We’re cheating a bit with this last one, which not a feature film at all, but a 25-minute film made for public television. What makes it interesting is that it is a 25-minute film made for public television by Woody Allen, who created this wickedly funny political satire for New York’s WNET in 1971. In addition to writing and directing, Allen played the titular role, a close adviser to the Nixon White House (clearly modeled on Henry Kissinger). The film was done in a pseudo-documentary style that inserted Allen’s Wallinger into real footage of the historical figures he was parodying — an early prototype for one of his most acclaimed films, 1983’s Zelig. (The film was also his first on-screen collaboration with future leading lady Diane Keaton.) Though Men of Crisis is clever, well-made, and explosively funny, WNET got cold feet before it aired; the station feared that the notoriously petty Nixon administration would take offense to the film and pull their funding. So it never aired, much to Allen’s chagrin, and was something of a legendary unseen work until a videotape finally turned up at the station in 1997. Unfortunately, Allen has yet to allow it to either air on the station or see a DVD release; the only way you can view it (legally, anyway) is at the Paley Center for Media.
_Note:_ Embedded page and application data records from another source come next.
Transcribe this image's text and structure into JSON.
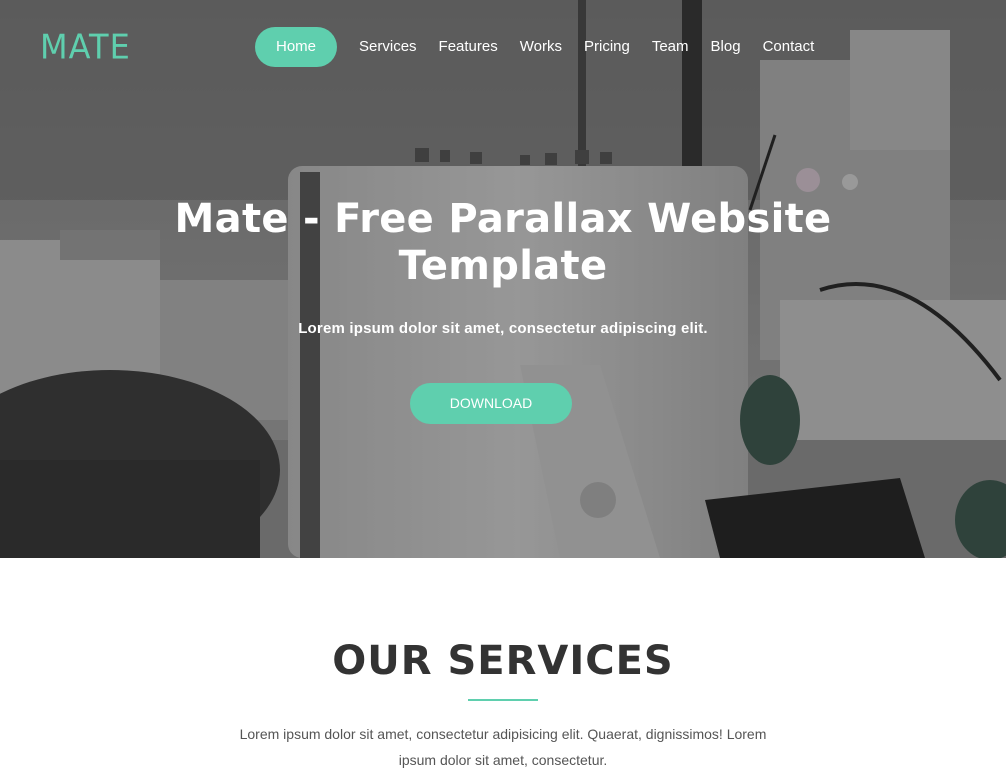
{
  "brand": {
    "logo": "MATE",
    "accent_color": "#5fcfae"
  },
  "nav": {
    "items": [
      {
        "label": "Home",
        "active": true
      },
      {
        "label": "Services",
        "active": false
      },
      {
        "label": "Features",
        "active": false
      },
      {
        "label": "Works",
        "active": false
      },
      {
        "label": "Pricing",
        "active": false
      },
      {
        "label": "Team",
        "active": false
      },
      {
        "label": "Blog",
        "active": false
      },
      {
        "label": "Contact",
        "active": false
      }
    ]
  },
  "hero": {
    "title": "Mate - Free Parallax Website Template",
    "subtitle": "Lorem ipsum dolor sit amet, consectetur adipiscing elit.",
    "cta_label": "DOWNLOAD"
  },
  "services": {
    "title": "OUR SERVICES",
    "description": "Lorem ipsum dolor sit amet, consectetur adipisicing elit. Quaerat, dignissimos! Lorem ipsum dolor sit amet, consectetur."
  }
}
If you live in New York, however, it’s totally worth the trip.
(Special thanks to DVD Savant’s “DVD Wish List” for suggesting some titles, and Film Threat’s invaluable Bootleg Files for background info.)